§ **WHAT YOU ARE ASKED TO DO**:
Copy every entry exactly as given, minus the images.

[App and web page records]
*** Block opens ***

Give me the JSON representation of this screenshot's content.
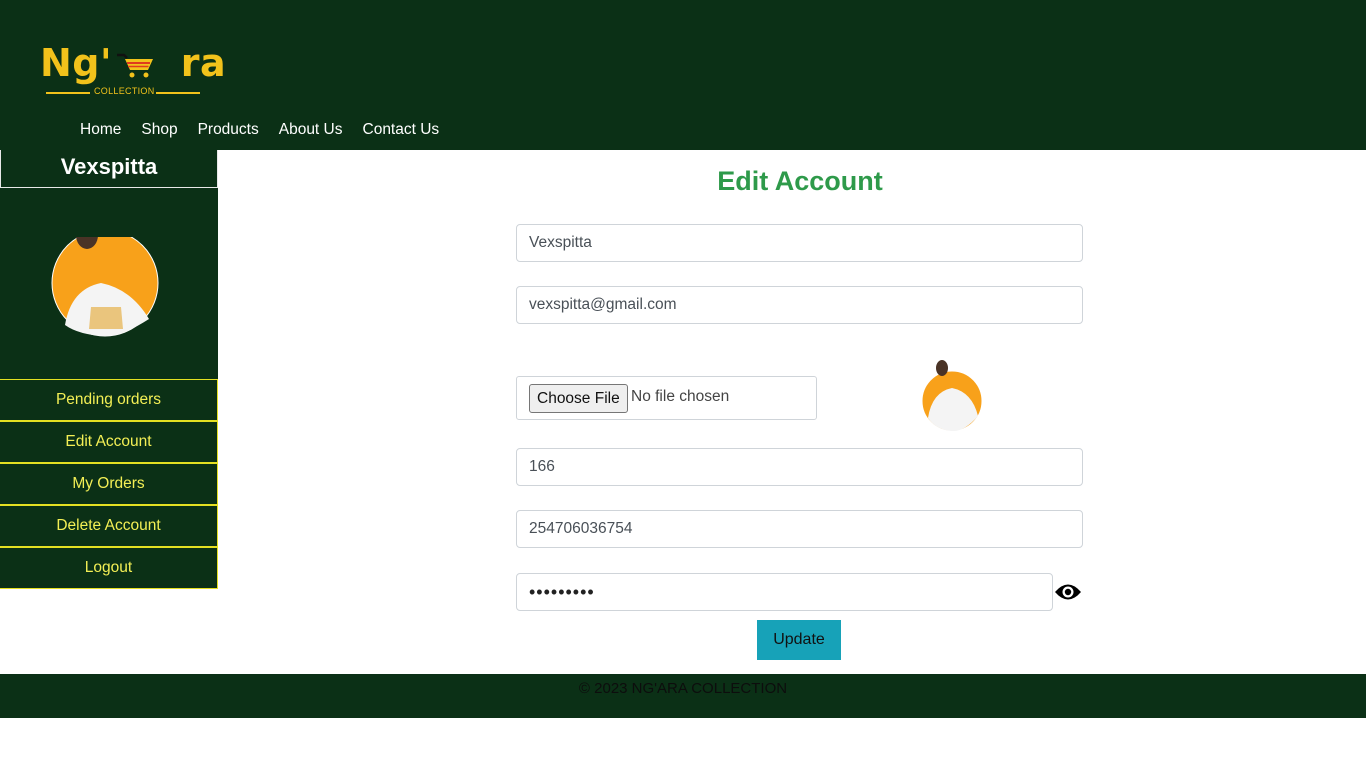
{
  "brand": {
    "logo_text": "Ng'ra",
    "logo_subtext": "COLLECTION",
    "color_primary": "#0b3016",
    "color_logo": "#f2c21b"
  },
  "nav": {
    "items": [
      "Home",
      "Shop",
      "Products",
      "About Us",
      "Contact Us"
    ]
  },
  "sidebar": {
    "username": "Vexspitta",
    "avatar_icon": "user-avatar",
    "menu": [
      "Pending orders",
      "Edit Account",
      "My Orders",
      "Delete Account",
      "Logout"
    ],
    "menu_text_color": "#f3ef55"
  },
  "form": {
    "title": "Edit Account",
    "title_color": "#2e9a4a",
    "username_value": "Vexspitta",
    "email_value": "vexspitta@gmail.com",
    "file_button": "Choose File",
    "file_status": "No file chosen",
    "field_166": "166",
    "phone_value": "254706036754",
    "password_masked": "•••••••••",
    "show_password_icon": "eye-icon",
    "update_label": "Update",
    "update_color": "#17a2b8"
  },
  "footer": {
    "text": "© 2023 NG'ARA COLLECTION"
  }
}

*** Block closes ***

§ **TASK RESPONSE**:
Give me the JSON representation of this screenshot's content.
{
  "brand": {
    "logo_text": "Ng'ra",
    "logo_subtext": "COLLECTION",
    "color_primary": "#0b3016",
    "color_logo": "#f2c21b"
  },
  "nav": {
    "items": [
      "Home",
      "Shop",
      "Products",
      "About Us",
      "Contact Us"
    ]
  },
  "sidebar": {
    "username": "Vexspitta",
    "avatar_icon": "user-avatar",
    "menu": [
      "Pending orders",
      "Edit Account",
      "My Orders",
      "Delete Account",
      "Logout"
    ],
    "menu_text_color": "#f3ef55"
  },
  "form": {
    "title": "Edit Account",
    "title_color": "#2e9a4a",
    "username_value": "Vexspitta",
    "email_value": "vexspitta@gmail.com",
    "file_button": "Choose File",
    "file_status": "No file chosen",
    "field_166": "166",
    "phone_value": "254706036754",
    "password_masked": "•••••••••",
    "show_password_icon": "eye-icon",
    "update_label": "Update",
    "update_color": "#17a2b8"
  },
  "footer": {
    "text": "© 2023 NG'ARA COLLECTION"
  }
}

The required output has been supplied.